Coffee Cocktail – Jerry Thomas ‘The Bon Vivants Companion’

(Use a large bar-glass.) 

Take 1 tea-spoonful powdered white sugar, 

1 fresh egg. 

1 large wine-glass of port wine. 

1 pony of brandy. 

2 or 3 lumps of ice. 

Break the egg into the glass, put in the sugar, and lastly add port wine, brandy and ice. 

Shake up very thoroughly, and strain into a medium bar goblet. Grate a little nutmeg on top before serving. 

The name of this drink is a misnomer as coffee and bitters are not to be found among its ingredients, but it looks like coffee when it has been properly concocted, and hence probably its name.


Today I was forced out of baby hibernation to run a cocktail class at Goat for one of my friends and his work team from Sublime Skinz. It was a very fun group of people and the whole class felt a long way from work, so I didn’t feel like I was missing too much at home.

The class was on classic cocktails, a class that I always finish on this drink, although to be honest I try and use this drink in as many classes as possible.

I first came across this in Ted Haigh’s ‘Vintage Spirits and Forgotten Cocktails’ from a few years ago. This book was probably one of the more revolutionary books for me, in that it really made me look at think about classics more, and if there was one drink in the book that really kicked this off, it was the Coffee Cocktail. I remember on getting the book that I was going to work my way through making every drink inside, and on getting to this drink, I skipped it.

I’d used eggs in drinks before, namely for the fiz range, but the combination of this, Port and Brandy did not sound appealing at all, and it wasn’t until I’d tried the others that I decided to go back and give this a go.

There have been very few drinks that have surprised me over the years, this was the first, and is an excellent example of the sum of the parts being far greater than the parts themselves, this drink is a wow.
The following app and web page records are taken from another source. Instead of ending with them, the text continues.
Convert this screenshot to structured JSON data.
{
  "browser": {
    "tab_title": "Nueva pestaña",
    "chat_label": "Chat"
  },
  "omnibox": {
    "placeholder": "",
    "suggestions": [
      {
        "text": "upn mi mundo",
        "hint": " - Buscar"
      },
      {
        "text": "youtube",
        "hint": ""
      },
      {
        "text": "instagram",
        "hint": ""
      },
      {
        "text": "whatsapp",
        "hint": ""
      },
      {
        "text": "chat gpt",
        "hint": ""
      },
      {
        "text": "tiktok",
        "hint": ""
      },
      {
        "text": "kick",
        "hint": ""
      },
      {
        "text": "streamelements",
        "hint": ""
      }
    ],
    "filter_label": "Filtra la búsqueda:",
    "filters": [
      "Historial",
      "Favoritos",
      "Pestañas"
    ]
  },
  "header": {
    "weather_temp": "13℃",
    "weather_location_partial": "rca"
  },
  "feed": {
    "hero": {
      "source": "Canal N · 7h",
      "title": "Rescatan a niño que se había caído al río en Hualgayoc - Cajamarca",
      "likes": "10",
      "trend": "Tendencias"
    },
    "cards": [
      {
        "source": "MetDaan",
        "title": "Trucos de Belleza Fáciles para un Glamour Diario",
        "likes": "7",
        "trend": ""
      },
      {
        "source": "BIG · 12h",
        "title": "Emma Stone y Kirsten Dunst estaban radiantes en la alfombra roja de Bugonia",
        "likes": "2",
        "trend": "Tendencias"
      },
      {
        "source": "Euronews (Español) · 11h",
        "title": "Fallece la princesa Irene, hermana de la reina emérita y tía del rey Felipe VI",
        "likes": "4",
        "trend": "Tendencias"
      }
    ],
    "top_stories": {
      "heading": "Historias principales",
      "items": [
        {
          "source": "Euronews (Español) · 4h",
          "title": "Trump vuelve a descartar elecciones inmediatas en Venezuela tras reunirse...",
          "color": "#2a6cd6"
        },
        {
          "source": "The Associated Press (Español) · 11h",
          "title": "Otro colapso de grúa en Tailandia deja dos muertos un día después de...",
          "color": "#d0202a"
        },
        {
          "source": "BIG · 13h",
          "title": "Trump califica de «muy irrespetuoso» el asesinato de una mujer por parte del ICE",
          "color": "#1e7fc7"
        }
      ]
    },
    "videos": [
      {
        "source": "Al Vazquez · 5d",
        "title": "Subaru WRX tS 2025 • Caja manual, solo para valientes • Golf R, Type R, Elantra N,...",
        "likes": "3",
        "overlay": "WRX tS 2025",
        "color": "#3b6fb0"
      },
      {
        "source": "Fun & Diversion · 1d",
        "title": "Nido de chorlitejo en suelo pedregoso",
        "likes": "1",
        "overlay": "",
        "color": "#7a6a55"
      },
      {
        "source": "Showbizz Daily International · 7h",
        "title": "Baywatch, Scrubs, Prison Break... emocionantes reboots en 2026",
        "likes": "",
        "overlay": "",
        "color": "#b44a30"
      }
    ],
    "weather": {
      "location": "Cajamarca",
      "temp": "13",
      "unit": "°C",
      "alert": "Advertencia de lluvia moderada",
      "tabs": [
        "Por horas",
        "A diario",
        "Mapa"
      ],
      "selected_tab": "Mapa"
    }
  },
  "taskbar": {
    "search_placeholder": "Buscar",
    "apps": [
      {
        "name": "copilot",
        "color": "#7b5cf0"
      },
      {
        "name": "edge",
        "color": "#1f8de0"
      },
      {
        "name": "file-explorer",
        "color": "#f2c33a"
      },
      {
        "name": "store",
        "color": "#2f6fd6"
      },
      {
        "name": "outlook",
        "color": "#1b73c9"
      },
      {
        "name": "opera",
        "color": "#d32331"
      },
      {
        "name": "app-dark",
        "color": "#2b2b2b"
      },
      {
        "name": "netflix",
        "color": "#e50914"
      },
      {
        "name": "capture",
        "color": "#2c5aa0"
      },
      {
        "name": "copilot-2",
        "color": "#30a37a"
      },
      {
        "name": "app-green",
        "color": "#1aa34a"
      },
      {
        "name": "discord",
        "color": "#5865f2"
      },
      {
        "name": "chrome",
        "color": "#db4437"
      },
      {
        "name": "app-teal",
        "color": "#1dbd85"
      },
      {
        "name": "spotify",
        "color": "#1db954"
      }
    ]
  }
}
I’ve used this drink in classes for 5 years now, it works even better in an era of the espresso martini, I always make it the last drink of the class and introduce it ingredient by ingredient with the egg last and hold up the unshaken drink for all to see, gaze over the looks of disgust, do my best to reassure and then shake and serve the drink. In 5 years, I’ve had maybe 5 or 6 people be unimpressed with the finished article, and nobody dislike it, generally it inspires looks of wonder in drinkers which is partially why its an excellent drink to finish on.

It’s a drink I used to serve instead of dessert if I was having guests over for dinner, and a drink which is all about the freshly grated nutmeg.

Since picking up Ted’s book this has become one of my favourite cocktails of all time. For me it’s the mix of stranger ingredients, the weird name, the nutmeg and the wow moment when people try it, I cannot recommend this drink enough.

As an aside its interesting that the drink is a misnomer as it doesn’t have bitters in, reminds me of that first ever recipe for a cocktail, and how this as a description has stayed true at least until 1928, and yes, to me it has the same colour as a latte.